◆ Task requirements: Entries follow. Return each line that contains the word "JSON".

Extracted data entries:

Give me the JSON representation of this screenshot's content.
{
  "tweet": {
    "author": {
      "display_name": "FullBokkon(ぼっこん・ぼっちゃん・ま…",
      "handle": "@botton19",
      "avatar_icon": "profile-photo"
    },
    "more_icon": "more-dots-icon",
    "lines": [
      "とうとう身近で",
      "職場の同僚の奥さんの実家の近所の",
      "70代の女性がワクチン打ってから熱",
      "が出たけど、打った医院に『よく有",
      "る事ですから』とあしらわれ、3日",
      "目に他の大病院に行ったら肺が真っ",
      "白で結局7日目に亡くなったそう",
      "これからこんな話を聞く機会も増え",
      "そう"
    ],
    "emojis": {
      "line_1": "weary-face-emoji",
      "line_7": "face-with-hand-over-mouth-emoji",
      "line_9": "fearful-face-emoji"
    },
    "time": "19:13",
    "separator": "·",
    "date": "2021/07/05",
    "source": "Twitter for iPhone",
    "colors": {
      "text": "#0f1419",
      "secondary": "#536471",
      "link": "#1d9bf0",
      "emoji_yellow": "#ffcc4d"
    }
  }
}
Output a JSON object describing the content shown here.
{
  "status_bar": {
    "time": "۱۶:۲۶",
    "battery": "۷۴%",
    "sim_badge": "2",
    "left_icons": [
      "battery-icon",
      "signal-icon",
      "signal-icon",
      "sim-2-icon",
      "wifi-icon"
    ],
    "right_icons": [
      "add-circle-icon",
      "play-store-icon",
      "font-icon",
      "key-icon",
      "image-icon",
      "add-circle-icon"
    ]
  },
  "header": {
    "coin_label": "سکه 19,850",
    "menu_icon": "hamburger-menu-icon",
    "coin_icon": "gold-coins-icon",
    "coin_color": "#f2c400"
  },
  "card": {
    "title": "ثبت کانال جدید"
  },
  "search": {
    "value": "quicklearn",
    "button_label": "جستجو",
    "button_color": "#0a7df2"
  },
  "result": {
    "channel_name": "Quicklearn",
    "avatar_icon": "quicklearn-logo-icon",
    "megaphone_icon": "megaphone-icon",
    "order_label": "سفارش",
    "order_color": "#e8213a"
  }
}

◆ Answer section:
Give me the JSON representation of this screenshot's content.
Output a JSON object describing the content shown here.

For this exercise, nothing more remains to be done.